The professor says when he poses that question to new business students, their two primary responses are: To get a good job and to make money. Both are valid, he says.

But he suggests there ought to be an additional motivator: To serve humanity. He says, “No one asks a doctor, ‘What are you doing to give back to society?’” But that question is fair game for someone in business. Inherent in the question is a suspicion that businesses are doing something sketchy and that the people who staff those businesses should atone.

The philosopher in him is evident when he says, “No one says to the thief: ‘It’s OK to steal just as long as you do something good with the money.’”

Otteson wants to arm people with the principles they need to make moral and just decisions in business. His five core moral principles, which he calls inviolable, are:

  1. You are responsible for your actions. You’ve got to hold yourself accountable.
  2. Refrain from using coercion and the threat of injury. “I know that’s a low bar,” he said to laughter from the audience. But coercion and threats are used in many parts of the world to get a desired result.
  3. Refrain from fraud, deception and unjust exploitation. He explained that the word “exploit” can have positive connotations. For instance, you may exploit an opportunity, and that’s good. But unjust exploitation is not part of any ethical person’s repertoire.
  4. Treat all parties with equal respect.
  5. Honor all the terms of your promises and contracts, including your fiduciary responsibilities. 

The professor told the crowd that a properly functioning market economy includes honorable businesses. The concept of honor in business may not be discussed much, but it goes back to the 1800s. Until then, Otteson says there was just one way to get wealthy, and that was to take wealth from someone else – usually through military might. “That’s not how you create general prosperity,” he says.

In about 1800, the concept of mutually beneficial transactions took hold. The concept that both parties can benefit from a business transaction remains the hallmark of a humane business. “The most successful businesses in the world are the ones whose leaders ask every day, ‘How can I serve my customers better?’ They’re not the ones whose CEOs focus entirely on the quarterly earnings report.”

In the audience was Wake Forest’s new senior advisor for engagement strategies, Mary Tribble, who was excited by what she heard. Tribble’s biggest takeaway was the idea of reciprocity in business. It’s not just about what’s good for me; it’s about what’s good for both of us.
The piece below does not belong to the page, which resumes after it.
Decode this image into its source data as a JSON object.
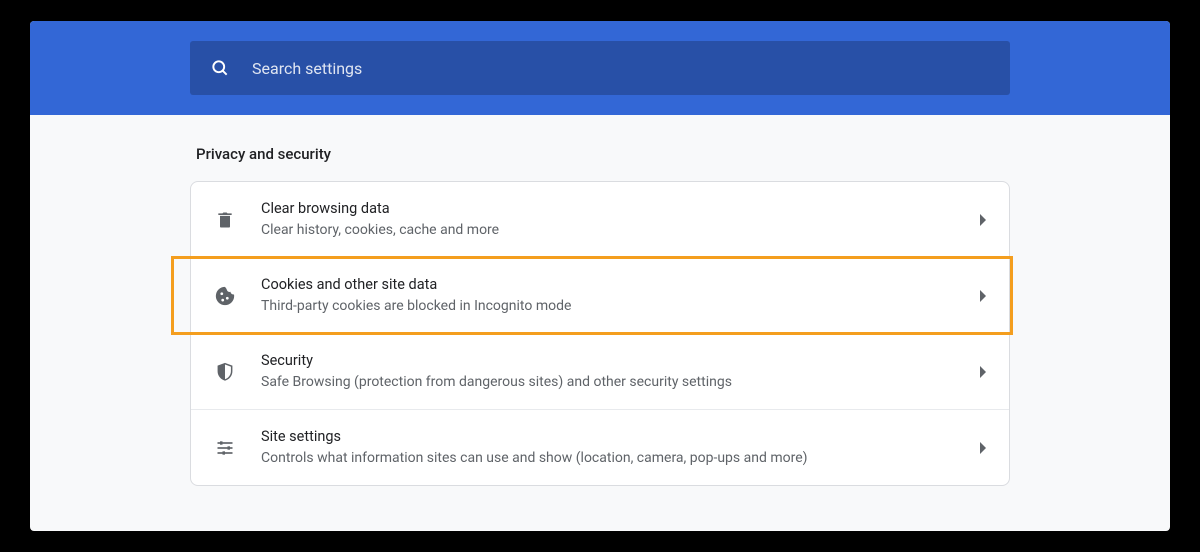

“The five core values Jim talked about are similar to the Hippocratic Oath doctors take,” she said.  “Serving humanity, which is at the core of Wake Forest’s mission, doesn’t have to be about self-sacrifice. You don’t have to sell all your belongings and live in a tent. You can be successful in business and have a life of meaning.”
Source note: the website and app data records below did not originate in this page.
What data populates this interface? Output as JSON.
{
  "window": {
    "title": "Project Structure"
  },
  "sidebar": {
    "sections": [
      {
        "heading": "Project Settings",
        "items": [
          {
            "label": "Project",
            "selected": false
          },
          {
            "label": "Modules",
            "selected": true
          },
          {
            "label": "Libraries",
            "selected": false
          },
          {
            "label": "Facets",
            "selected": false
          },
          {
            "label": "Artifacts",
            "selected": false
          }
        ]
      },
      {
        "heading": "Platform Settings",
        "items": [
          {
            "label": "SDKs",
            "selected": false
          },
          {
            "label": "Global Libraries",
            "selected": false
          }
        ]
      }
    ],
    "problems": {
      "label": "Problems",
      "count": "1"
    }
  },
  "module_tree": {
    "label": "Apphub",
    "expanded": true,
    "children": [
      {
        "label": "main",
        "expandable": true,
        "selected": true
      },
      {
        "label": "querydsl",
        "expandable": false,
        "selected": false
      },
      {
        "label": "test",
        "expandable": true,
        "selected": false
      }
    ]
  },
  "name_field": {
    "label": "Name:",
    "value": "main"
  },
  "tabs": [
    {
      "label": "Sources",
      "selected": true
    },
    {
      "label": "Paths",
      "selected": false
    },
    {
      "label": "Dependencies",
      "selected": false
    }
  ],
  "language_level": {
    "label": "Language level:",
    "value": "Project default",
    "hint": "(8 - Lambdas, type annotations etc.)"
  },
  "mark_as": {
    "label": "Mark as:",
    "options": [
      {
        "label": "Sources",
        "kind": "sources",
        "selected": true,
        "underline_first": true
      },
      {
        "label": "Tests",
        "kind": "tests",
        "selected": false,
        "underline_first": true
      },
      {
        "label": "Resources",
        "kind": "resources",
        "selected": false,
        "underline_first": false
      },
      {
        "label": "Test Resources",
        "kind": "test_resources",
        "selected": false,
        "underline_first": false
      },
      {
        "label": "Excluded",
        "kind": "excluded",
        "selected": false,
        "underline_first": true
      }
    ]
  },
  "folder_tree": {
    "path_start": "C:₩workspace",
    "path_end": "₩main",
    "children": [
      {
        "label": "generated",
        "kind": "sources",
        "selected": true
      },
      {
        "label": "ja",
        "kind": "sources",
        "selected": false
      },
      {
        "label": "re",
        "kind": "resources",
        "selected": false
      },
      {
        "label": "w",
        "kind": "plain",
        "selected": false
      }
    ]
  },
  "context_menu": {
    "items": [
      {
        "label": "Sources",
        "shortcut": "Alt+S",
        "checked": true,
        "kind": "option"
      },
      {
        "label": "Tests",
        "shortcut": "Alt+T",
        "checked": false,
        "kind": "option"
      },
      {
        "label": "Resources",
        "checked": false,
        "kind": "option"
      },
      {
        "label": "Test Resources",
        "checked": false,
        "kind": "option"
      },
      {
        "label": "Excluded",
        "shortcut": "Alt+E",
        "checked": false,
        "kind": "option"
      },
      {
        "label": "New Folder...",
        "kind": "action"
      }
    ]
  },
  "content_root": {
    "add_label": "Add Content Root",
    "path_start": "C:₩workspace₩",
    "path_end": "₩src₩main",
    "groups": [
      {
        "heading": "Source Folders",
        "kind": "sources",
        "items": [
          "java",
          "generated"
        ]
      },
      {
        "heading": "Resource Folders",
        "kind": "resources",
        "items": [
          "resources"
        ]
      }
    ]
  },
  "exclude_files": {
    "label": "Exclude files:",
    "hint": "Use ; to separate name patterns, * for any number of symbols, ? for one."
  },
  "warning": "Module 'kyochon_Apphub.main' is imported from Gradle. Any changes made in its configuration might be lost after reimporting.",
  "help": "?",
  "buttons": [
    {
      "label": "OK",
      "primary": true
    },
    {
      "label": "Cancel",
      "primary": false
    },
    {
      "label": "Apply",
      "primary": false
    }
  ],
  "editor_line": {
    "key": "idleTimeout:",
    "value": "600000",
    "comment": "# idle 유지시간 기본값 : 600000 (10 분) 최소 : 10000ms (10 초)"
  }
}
And Jim Otteson is on a mission to ensure the business leaders of tomorrow know how to make money and give back.

For more information, visit www.capitalism.wfu.edu